And there’s more! The very moment his sermon was done, a sailor came from the ship with news that the wind had just changed direction, and they were free to go. I mean, after all these meaningful coincidences, astonishingly attuned to his psychological and spiritual state,
how could he not be confirmed in a career of preaching Universalism far and wide? How could he not go out and find the other Thomas Potters scattered across America who were waiting to hear the hopeful message? Build this faith? You better believe it. The very universe was saying to him, Yes!
Build this faith. And that’s what he did. John Murray. A Johnny Appleseed of the spirit, spreading seeds of hope throughout the country, during the years of the American Revolutionary war, and afterwards. Building spiritual communities that change lives, like you and I are doing here and now. It wasn’t easy. Preaching abundance in a world of fear and scarcity is never easy. People hated it, so they did all they could to stop it. Tried to lynch Murray several times, but he escaped. Interrupted him while he was preaching, but he kept on. Once, in Boston in 1774, he was preaching, and he happened to be standing right in front of a window. Someone outside threw a sharp stone through that window. The stone narrowly missed his head—it could have killed him, the stone was so sharp and big—and this is what happened next. Murray reached down and picked up that stone, showed it to his audience, and said, “This argument is solid, and weighty,

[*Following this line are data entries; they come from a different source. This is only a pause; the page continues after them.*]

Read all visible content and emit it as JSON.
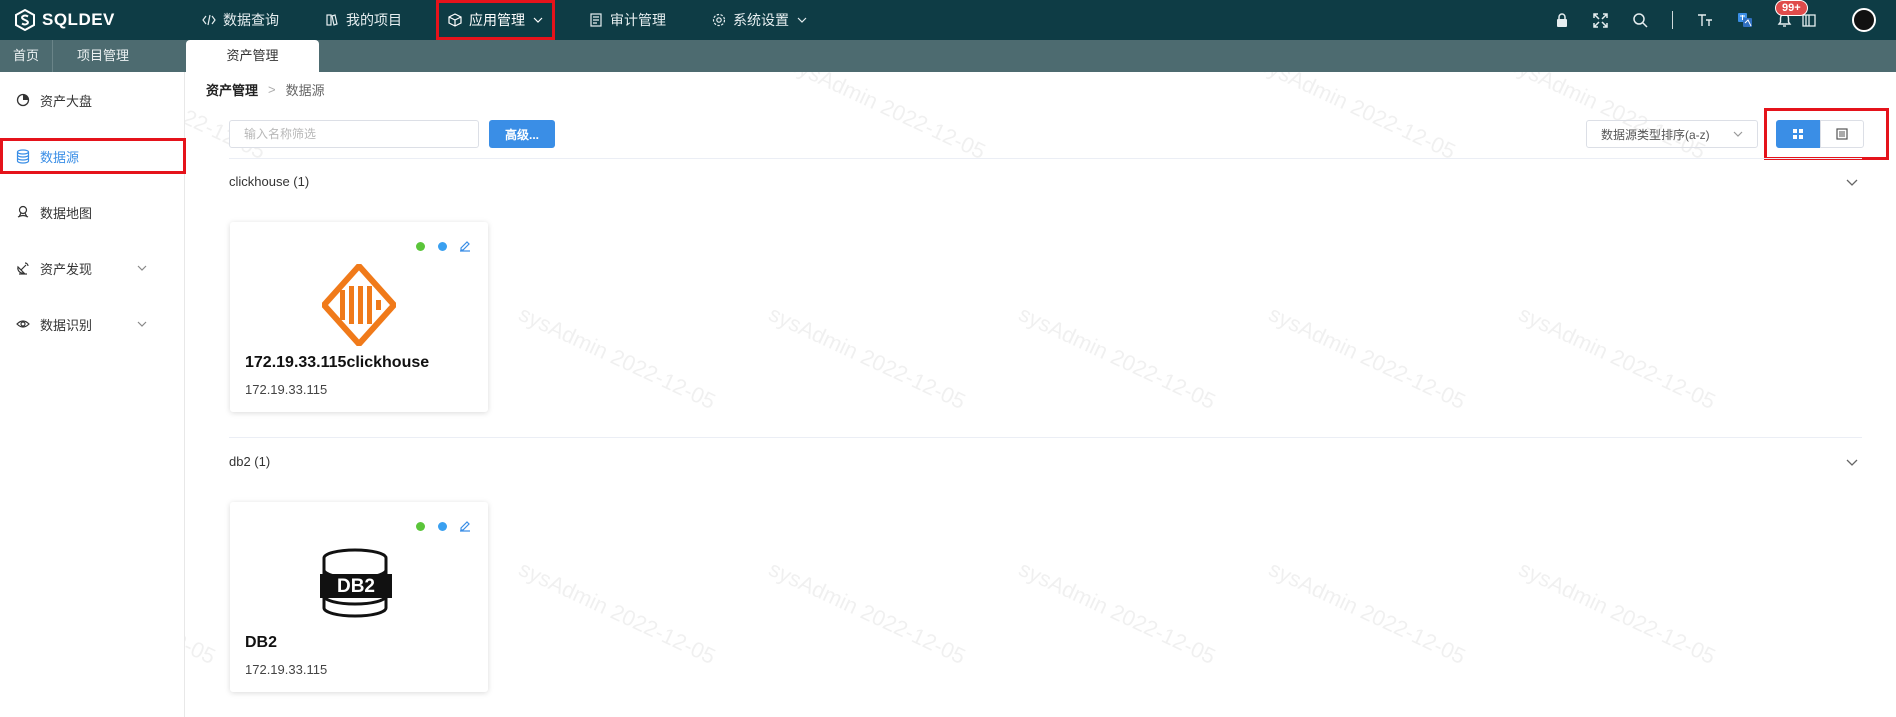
{
  "app": {
    "logo_text": "SQLDEV"
  },
  "topnav": [
    {
      "label": "数据查询",
      "icon": "code-icon"
    },
    {
      "label": "我的项目",
      "icon": "book-icon"
    },
    {
      "label": "应用管理",
      "icon": "box-icon",
      "active": true
    },
    {
      "label": "审计管理",
      "icon": "document-icon"
    },
    {
      "label": "系统设置",
      "icon": "gear-icon"
    }
  ],
  "notifications": {
    "badge": "99+"
  },
  "tabs": {
    "home": "首页",
    "project": "项目管理",
    "asset": "资产管理"
  },
  "sidebar": {
    "items": [
      {
        "label": "资产大盘",
        "icon": "pie-chart-icon"
      },
      {
        "label": "数据源",
        "icon": "database-icon",
        "active": true
      },
      {
        "label": "数据地图",
        "icon": "map-pin-icon"
      },
      {
        "label": "资产发现",
        "icon": "satellite-icon"
      },
      {
        "label": "数据识别",
        "icon": "eye-icon"
      }
    ]
  },
  "breadcrumb": {
    "root": "资产管理",
    "current": "数据源"
  },
  "filter": {
    "search_placeholder": "输入名称筛选",
    "advanced_label": "高级...",
    "sort_label": "数据源类型排序(a-z)"
  },
  "groups": [
    {
      "title": "clickhouse (1)",
      "cards": [
        {
          "name": "172.19.33.115clickhouse",
          "host": "172.19.33.115",
          "logo": "clickhouse-logo"
        }
      ]
    },
    {
      "title": "db2 (1)",
      "cards": [
        {
          "name": "DB2",
          "host": "172.19.33.115",
          "logo": "db2-logo",
          "logo_text": "DB2"
        }
      ]
    }
  ],
  "watermark": "sysAdmin 2022-12-05",
  "colors": {
    "topbar": "#0e3c45",
    "accent": "#3a8ee6",
    "highlight": "#e5131b",
    "clickhouse": "#f07a1a"
  }
}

but it is neither rational, nor convincing.” And then got right back to his preaching.
Build this faith. That’s our task too. Build it for all the Thomas Potters in the world who are waiting to hear a good word. Build it for the Thomas Potter that is within our children, and within us. Be mighty in the face of people who hate us because of what we stand for. Whenever it feels like there’s not enough—whenever the fear strikes—to turn back to the abundance vision, to help eachother find that vision again, to remember that for what is truly essential in life, always always, there is enough.

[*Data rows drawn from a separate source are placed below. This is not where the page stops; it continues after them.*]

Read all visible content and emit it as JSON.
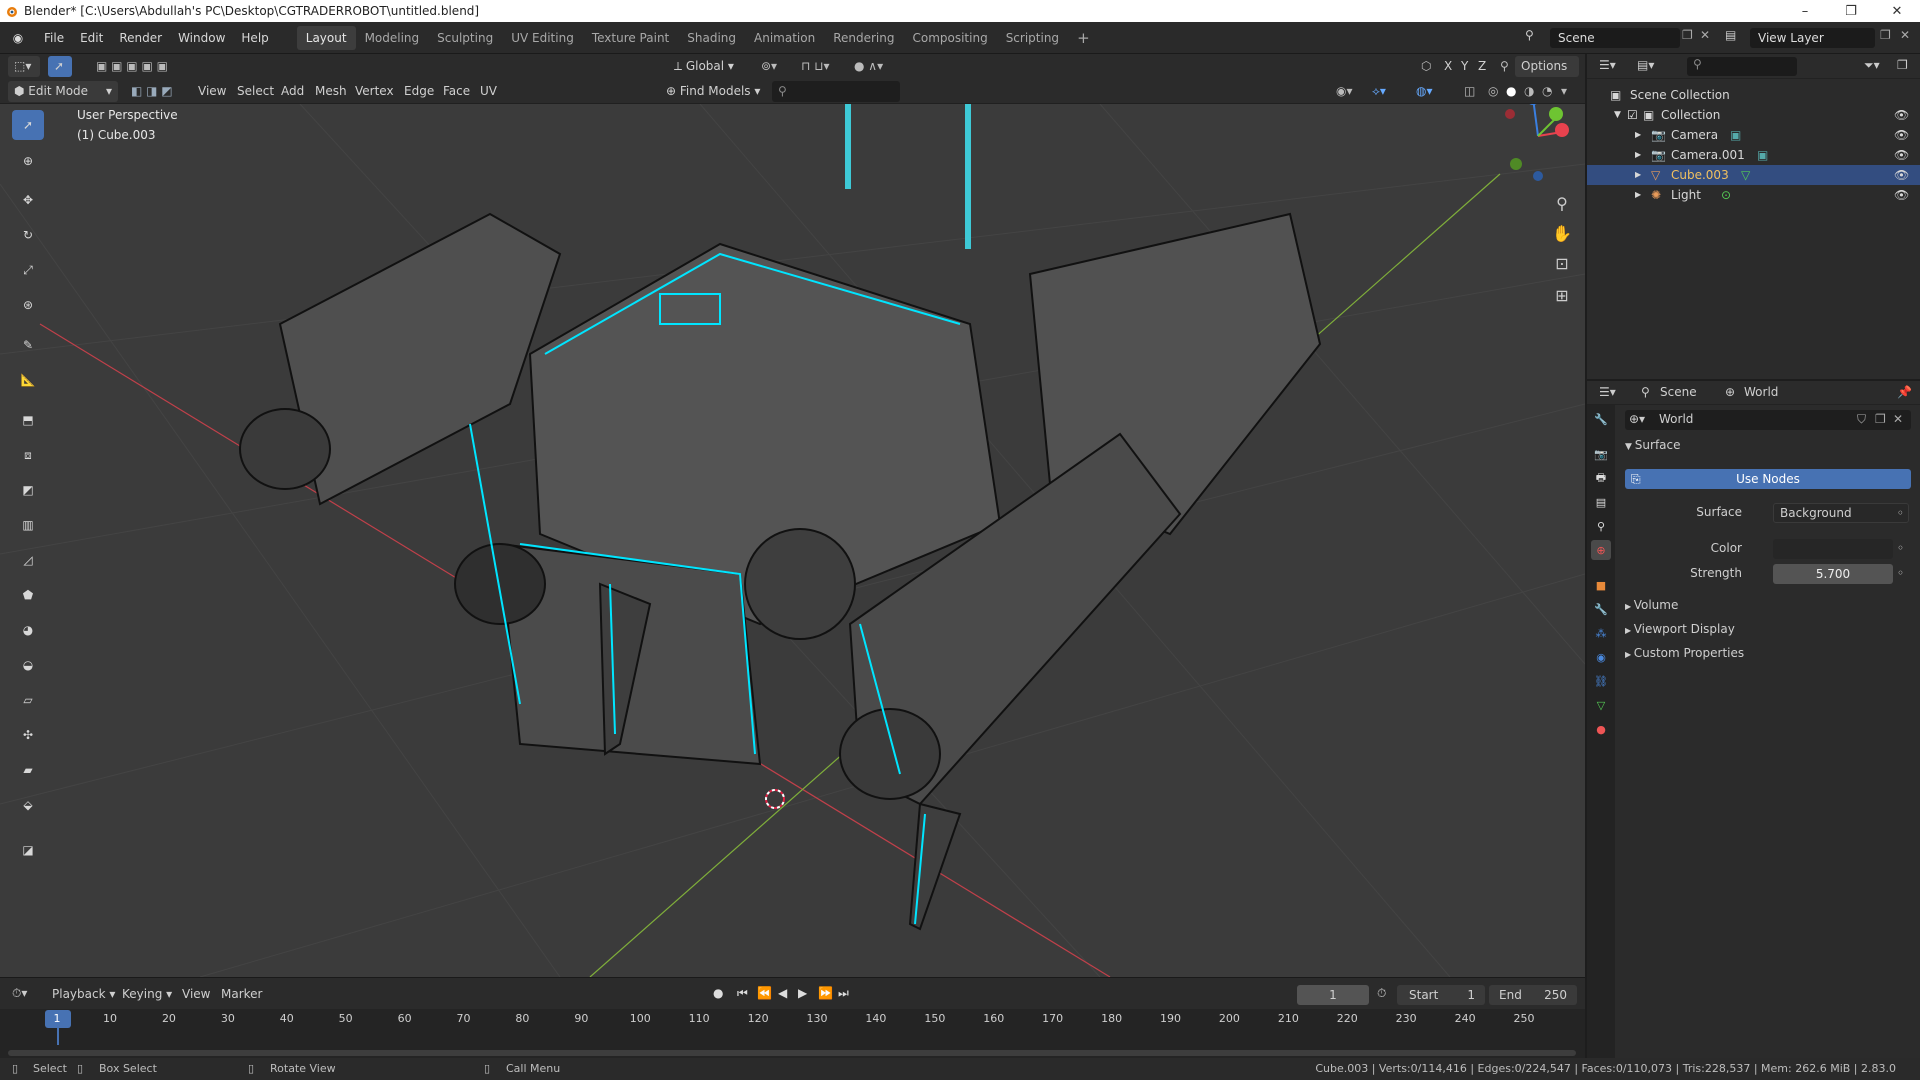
{
  "window": {
    "title": "Blender* [C:\\Users\\Abdullah's PC\\Desktop\\CGTRADERROBOT\\untitled.blend]",
    "controls": [
      "–",
      "❐",
      "✕"
    ]
  },
  "menu": [
    "File",
    "Edit",
    "Render",
    "Window",
    "Help"
  ],
  "workspaces": [
    "Layout",
    "Modeling",
    "Sculpting",
    "UV Editing",
    "Texture Paint",
    "Shading",
    "Animation",
    "Rendering",
    "Compositing",
    "Scripting"
  ],
  "active_workspace": "Layout",
  "add_workspace": "+",
  "scene": {
    "label": "Scene"
  },
  "view_layer": {
    "label": "View Layer"
  },
  "viewport_header": {
    "mode": "Edit Mode",
    "menus": [
      "View",
      "Select",
      "Add",
      "Mesh",
      "Vertex",
      "Edge",
      "Face",
      "UV"
    ],
    "orientation": "Global",
    "options": "Options",
    "find_models": "Find Models",
    "axes": [
      "X",
      "Y",
      "Z"
    ]
  },
  "viewport": {
    "perspective": "User Perspective",
    "object": "(1) Cube.003",
    "gizmo": {
      "x_color": "#e8424e",
      "y_color": "#6ec432",
      "z_color": "#3a7fe0"
    }
  },
  "outliner": {
    "root": "Scene Collection",
    "collection": "Collection",
    "items": [
      {
        "name": "Camera",
        "selected": false
      },
      {
        "name": "Camera.001",
        "selected": false
      },
      {
        "name": "Cube.003",
        "selected": true
      },
      {
        "name": "Light",
        "selected": false
      }
    ]
  },
  "properties": {
    "breadcrumb_scene": "Scene",
    "breadcrumb_world": "World",
    "world_name": "World",
    "surface_panel": "Surface",
    "use_nodes": "Use Nodes",
    "surface_label": "Surface",
    "surface_value": "Background",
    "color_label": "Color",
    "strength_label": "Strength",
    "strength_value": "5.700",
    "collapsed_panels": [
      "Volume",
      "Viewport Display",
      "Custom Properties"
    ]
  },
  "timeline": {
    "menus": [
      "Playback",
      "Keying",
      "View",
      "Marker"
    ],
    "current_frame": "1",
    "start_label": "Start",
    "start_value": "1",
    "end_label": "End",
    "end_value": "250",
    "ticks": [
      "1",
      "10",
      "20",
      "30",
      "40",
      "50",
      "60",
      "70",
      "80",
      "90",
      "100",
      "110",
      "120",
      "130",
      "140",
      "150",
      "160",
      "170",
      "180",
      "190",
      "200",
      "210",
      "220",
      "230",
      "240",
      "250"
    ]
  },
  "status_bar": {
    "select": "Select",
    "box_select": "Box Select",
    "rotate_view": "Rotate View",
    "call_menu": "Call Menu",
    "stats": "Cube.003 | Verts:0/114,416 | Edges:0/224,547 | Faces:0/110,073 | Tris:228,537 | Mem: 262.6 MiB | 2.83.0"
  },
  "colors": {
    "accent": "#4772b3",
    "selection": "#00e5ff",
    "viewport_bg": "#3b3b3b"
  }
}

Which takes us to what happened at our sister church in Knoxville after the shooting. Afterwards, during the healing service led by Unitarian Universalist Association President Bill Sinkford, those 25 or so children and youth whose performance was so brutally interrupted sang these words from Annie, Jr. (sing along with me if you like):
The sun’ll come out
Bet your bottom dollar
There’ll be sun!
Just thinkin’ about
Clears away the cobwebs,
And the sorrow
‘Til there’s none!
I love ya Tomorrow!
“The congregation,” said one observer, “spontaneously joined in singing with them, and after a few seconds, when the impact of this moment had sunk in, the crowd erupted into applause, tears, shouts, cheers, and many more tears. As the cast finished their grande finale, they took their long-awaited bows to an adoring, grief-stricken, and healing audience.”
John Murray’s story is our story. Tragedy, like the bandit in the Buddha’s parable, will enter into our lives. But our precious faith teaches us that there is a better way than to respond out of fear. The task of the mighty is to dwell within a place of triumphant love and, out of this, to create and heal. The Life Abundant is real. We can help create it for each other. Whatever our personal beliefs today may be about God, we know that, as we build up this community which sustains us, we can still lay hold of that essential Universalist vision. What is real is love. What is real is service. What is real is compassion. What is real is generosity. Abundance is yesterday, abundance is today, abundance is forever.
Rev. Anthony David
Unitarian Universalist Congregation of Atlanta